These days some organizations still choose to deploy IDS technology, sometimes in tandem with IPS technology. In these cases, they usually store the IDS log files in a big data repository where they can later be analyzed with security intelligence or machine learning solutions. This can help organizations identify zero-day attacks that might otherwise evade their security measures.
Deploying network intrusion prevention
Organizations have several options when it comes to deploying NIPS systems. Some choose to use standalone NIPS or intrusion detection and prevention systems. Others deploy a unified threat management (UTM) solution that includes IPS capabilities or a next-generation firewall (NGFW) with IPS capabilities. UTM solutions are generally designed for small or medium-sized businesses, while NGFWs are primarily targeted at larger enterprises.

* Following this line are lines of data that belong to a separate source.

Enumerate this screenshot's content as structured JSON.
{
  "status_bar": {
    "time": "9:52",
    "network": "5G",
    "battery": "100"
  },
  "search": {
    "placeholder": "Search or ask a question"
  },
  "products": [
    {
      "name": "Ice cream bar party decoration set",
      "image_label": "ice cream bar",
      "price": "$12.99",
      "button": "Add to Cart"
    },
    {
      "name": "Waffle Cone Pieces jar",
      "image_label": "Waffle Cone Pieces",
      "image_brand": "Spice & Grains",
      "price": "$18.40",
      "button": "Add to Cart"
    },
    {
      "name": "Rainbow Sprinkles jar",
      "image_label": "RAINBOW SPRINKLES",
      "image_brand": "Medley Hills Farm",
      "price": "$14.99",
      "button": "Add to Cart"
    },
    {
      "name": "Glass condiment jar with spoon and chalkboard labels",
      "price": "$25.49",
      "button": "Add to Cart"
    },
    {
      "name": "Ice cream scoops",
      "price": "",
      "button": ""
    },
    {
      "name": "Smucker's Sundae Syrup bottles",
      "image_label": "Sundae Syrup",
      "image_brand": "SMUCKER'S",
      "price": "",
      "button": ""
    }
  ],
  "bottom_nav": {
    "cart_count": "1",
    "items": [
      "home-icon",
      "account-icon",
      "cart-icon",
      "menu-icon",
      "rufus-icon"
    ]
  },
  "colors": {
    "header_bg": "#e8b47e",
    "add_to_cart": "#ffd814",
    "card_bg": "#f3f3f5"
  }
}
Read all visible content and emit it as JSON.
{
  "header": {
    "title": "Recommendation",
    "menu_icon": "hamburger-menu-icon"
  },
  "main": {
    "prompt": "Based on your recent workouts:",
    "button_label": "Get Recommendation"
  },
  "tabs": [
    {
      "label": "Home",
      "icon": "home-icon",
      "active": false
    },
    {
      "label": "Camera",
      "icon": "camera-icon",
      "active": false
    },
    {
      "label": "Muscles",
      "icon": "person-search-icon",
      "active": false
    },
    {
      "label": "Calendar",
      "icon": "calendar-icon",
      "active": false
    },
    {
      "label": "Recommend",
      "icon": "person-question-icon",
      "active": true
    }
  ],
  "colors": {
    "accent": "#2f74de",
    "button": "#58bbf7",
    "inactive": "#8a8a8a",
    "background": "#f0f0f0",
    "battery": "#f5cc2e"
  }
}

In addition, organizations can choose to deploy a network IPS as hardware, a virtual appliance or through a cloud-based IPS system. The advantage of cloud-based solutions is that they are very easy to use, but some organizations are uncomfortable trusting the cloud. Hardware-based solutions are also fairly easy to deploy, although staff will still need to set up the physical device. Virtual appliances may be a good fit for large, virtualized environments.
Wireless intrusion prevention systems
Organizations that have Wi-Fi networks at their facilities should also consider deploying a wireless intrusion prevention system (WIPS). Similar to an NIPS, a WIPS monitors wireless frequencies looking for unauthorized devices. When it detects a rogue access point, the WIPS can then kick the offending device off the Wi-Fi network.
In order to deploy a WIPS, users will need to set up sensors that can scan for rogue devices that might be accessing the Wi-Fi network. They will also need a server to collect and analyze the sensor data, as well as a console for managing the WIPS.
Popular intrusion prevention systems
Many different vendors offer NIPS solutions, and there are quite a few open source IPS options as well. Some of the best-known are listed below:
Open source IPS systems
- Security Onion
- Untangle NG Firewall
- Endian Firewall Community
Commercial NIPS vendors
The commercial market for IPS solutions is healthy and growing. MarketsandMarkets.com estimates the IPS/IDS market will hit $5 billion by 2019 and is growing at 13% a year. Here are some of the top IPS solutions:
- Cisco Next-Generation Intrusion Prevention System (NGIPS)
- IBM Security Network Intrusion Prevention System (IPS) products
- Trend Micro Next-Generation Intrusion Prevention System – NGIPS
- McAfee Network Security Platform
- Extreme Intrusion Prevention System
- Juniper Sky Advanced Threat Protection
- Fortinet Next Generation Firewall
- Palo Alto Next-Generation Firewall
- WatchGuard Next-Generation Firewall
- Check Point Next Generation Firewall
- SonicWall Next-Generation Firewall
- Sophos SG UTM
- Cisco Adaptive Wireless IPS Software
- WatchGuard Wireless Intrusion Prevention System (WIPS)
- Aruba RFProtect Wireless Intrusion Protection
- Extreme AirDefense
- NETSCOUT AirMagnet Enterprise